In the wake of the murder trial of Amber Guyger — a Dallas police officer who shot and killed her neighbor, Botham Jean, while off duty in September 2018 — questions about how and when officers use deadly force have again been raised.
Local law enforcement said they will continue to rely on training that teaches de-escalation first and deadly force as a last resort — a message that has been consistent from the start, they said.
“Officers are trained that deadly force is always last resort,” Paris Police Chief Bob Hundley said. “And they should have some articulable fact that, ‘I can’t just think I’m in danger. I’ve got to know.’”
“Nobody comes to work looking to get into a use-of-force incident. That’s not what we do,” said Tommy Moore, chief deputy at Lamar County Sheriff’s Office.

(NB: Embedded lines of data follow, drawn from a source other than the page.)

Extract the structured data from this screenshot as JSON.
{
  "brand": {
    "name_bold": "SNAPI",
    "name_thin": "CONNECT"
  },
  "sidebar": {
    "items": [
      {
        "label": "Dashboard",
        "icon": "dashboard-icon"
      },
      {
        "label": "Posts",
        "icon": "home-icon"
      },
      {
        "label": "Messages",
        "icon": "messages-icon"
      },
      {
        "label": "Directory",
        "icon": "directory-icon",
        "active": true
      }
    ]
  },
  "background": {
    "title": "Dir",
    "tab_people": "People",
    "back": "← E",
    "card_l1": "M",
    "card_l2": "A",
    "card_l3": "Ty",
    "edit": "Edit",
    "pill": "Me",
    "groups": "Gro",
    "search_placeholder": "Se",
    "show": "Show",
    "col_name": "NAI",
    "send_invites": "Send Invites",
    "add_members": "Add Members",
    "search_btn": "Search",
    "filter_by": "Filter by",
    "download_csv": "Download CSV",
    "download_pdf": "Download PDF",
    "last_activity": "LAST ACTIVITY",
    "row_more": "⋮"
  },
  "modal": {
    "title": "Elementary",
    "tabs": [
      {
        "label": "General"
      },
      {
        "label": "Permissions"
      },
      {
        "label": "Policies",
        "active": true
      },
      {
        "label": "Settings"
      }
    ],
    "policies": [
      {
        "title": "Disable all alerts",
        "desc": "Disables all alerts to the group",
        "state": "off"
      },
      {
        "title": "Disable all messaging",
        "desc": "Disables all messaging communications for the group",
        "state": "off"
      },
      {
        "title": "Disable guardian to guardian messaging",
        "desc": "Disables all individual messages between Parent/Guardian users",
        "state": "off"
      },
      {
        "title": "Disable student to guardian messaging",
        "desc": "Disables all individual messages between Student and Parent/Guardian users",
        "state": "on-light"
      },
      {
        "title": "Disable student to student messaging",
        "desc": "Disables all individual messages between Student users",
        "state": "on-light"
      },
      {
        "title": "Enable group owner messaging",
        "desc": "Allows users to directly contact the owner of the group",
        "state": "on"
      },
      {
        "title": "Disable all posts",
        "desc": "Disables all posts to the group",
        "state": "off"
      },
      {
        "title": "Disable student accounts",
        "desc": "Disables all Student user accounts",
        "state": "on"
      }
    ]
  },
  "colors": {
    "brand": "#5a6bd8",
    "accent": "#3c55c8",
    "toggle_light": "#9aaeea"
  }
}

“Officers choose not to go there because number one, you’re harming somebody’s life. Number two, if there’s an easier way I can do this and do my job, that’s what I want to do,” Hundley said.
One way of doing so is known as de-escalation — the use of verbal and non-verbal communication to calm a situation and prevent the use of force. Guyger testified she participated in eight hours of de-escalation training, but said she could not remember anything from it.
De-escalation is not a new idea, and departments have been teaching it for years, local law enforcement said. Officers participate in eight hours of official training, but Hundley and Lamar County Sheriff Scott Cass said de-escalation also comes with the nature of the job.
“It’s to try and take situations and diffuse what could be heightened,” Cass said. “It’s not like a weapon you can pull. It’s communication, and communication is key — no doubt about it.”
“We called it ‘verbal judo’ back when I started,” Moore said. “‘The least amount of force necessary to control the situation.’ That’s what we tell the guys, and that’s how we were trained, 25, 30 years ago. It’s the same training they go through now.”
Hundley said 20 of Paris Police Department’s current 40 officers have completed de-escalation training so far, with others scheduled. The training focuses on communication skills and alternatives to gun use, such as pepper spray or tasers.
“The de-escalation training is there. But the idea of not wanting to shoot somebody has been there for years,” Hundley said.
As for how officers make the call to use force, multiple factors are considered within the limited time they have to make the decision, officers said. The person’s history, behavior and current actions are considered, as well as if they are armed or not. While the officer makes the final call, the interaction is “dictated by the behavior of the other person,” in Moore’s words. Cass and Hundley voiced similar positions.
“I know that all of us swore an oath to serve and protect. And that’s what we do,” Cass said. “And we want to do that to the best of our ability, and be as professional as we can be.”
Cass and Moore could not recall any incidents where a Lamar County deputy used force inappropriately. Hundley cited a case where he suspended an officer for two days for an incident in which the officer used more force than Hundley thought necessary. The case went to arbitration, Hundley lost and the officer received back pay, he said. Hundley did not name the officer or date.
“There is always a loser (in use of deadly force),” Moore said. “Nobody really wins when you’re in that situation.”